The board grappled with a contentious case involving a homeowner on Harding Road who had expanded his driveway without prior permit approval. The property owner, Joe Ano, sought relief for his driveway encroaching on the property line. He presented a practical justification for the expanded driveway, stating its benefits included improved water runoff, reduced flooding experienced during Hurricane Ida, and providing adequate parking space away from the busy Harding Road. He further claimed that the age of his home and the narrow original driveway constituted property-related hardships.
However, Ano’s lack of proper permits emerged as a point of debate, with the board pointing out that such issues would have been caught earlier if a permit application had been filed. The resolution of Ano’s case was left unresolved, pending further discussion.
The meeting also addressed a potential home expansion case by Tran Lambert, who sought clarity on the definition of hardship in the context of zoning laws. The board advised Lambert to involve an architect in future meetings to outline potential hardships and mitigate the need for variances.
Meanwhile, the debate around the proposed modifications to an existing accessory structure on a single-family property attracted attention. The property owners insisted they had no intention of creating a separate dwelling unit and maintained that the changes they proposed did not infringe upon zoning restrictions. Despite this assurance, the board engaged in robust discussions, drawing upon the lack of detailed building permits from the structure’s establishment in 1943 and potential misuse scenarios.
In a separate case, the board unanimously approved a permit for renovations to a historic mission-style home on Dous Avenue. The remodeling included a proposed bathroom and kitchenette, the latter term sparking a debate over its precise definition in zoning terms.

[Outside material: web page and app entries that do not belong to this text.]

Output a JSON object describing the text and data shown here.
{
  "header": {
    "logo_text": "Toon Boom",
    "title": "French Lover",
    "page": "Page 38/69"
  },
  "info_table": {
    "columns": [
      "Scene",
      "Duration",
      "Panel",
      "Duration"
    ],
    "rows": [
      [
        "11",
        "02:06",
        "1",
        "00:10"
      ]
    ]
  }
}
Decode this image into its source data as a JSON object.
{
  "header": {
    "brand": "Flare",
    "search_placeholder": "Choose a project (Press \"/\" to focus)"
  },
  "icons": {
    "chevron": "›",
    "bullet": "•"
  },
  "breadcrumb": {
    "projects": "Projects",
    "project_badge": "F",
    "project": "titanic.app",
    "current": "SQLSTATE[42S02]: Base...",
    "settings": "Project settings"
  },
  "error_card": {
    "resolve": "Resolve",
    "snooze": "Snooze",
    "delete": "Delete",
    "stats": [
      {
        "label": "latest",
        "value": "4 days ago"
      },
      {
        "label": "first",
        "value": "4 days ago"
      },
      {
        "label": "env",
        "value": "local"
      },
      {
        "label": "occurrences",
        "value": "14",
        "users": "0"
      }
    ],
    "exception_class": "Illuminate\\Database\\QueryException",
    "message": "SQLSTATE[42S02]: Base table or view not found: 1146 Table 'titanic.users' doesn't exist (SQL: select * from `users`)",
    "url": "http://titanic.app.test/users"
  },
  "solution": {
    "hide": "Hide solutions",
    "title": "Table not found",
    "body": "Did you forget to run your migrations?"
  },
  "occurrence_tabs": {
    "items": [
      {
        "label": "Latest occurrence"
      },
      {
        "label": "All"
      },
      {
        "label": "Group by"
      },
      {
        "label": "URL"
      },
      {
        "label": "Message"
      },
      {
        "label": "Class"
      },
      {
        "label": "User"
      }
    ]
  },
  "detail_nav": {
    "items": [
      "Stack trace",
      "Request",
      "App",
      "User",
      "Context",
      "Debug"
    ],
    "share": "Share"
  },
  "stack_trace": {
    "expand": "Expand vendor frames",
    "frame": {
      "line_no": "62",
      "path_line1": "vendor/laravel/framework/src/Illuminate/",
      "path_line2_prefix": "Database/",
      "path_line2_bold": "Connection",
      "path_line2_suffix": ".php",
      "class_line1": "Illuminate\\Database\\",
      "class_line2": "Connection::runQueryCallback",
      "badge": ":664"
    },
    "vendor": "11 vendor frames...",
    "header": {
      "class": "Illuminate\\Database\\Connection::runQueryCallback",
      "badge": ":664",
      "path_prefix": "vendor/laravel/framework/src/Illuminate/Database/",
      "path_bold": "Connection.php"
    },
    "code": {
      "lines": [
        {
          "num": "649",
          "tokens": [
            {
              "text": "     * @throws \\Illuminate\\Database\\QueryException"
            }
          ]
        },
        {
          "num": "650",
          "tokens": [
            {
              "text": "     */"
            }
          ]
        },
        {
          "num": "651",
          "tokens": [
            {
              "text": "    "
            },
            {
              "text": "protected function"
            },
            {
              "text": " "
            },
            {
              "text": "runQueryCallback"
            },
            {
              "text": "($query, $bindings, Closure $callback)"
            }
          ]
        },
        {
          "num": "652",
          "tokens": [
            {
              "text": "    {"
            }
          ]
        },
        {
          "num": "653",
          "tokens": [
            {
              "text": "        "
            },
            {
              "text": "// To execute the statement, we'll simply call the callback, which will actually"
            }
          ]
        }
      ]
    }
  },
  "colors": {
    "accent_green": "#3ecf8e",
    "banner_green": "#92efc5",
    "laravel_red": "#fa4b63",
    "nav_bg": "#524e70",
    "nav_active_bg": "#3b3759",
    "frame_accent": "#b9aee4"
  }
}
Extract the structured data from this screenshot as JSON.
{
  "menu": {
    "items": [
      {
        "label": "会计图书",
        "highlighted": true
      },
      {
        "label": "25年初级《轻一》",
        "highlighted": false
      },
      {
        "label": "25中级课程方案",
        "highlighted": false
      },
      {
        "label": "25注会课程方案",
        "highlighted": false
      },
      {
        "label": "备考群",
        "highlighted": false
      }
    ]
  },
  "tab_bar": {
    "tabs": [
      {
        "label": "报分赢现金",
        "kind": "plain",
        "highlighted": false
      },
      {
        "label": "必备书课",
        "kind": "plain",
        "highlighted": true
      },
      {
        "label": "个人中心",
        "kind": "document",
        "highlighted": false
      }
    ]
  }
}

To mitigate concerns about potential misuse of the space as a separate living unit, a resolution was proposed, prohibiting overnight stays and installation of cooking facilities.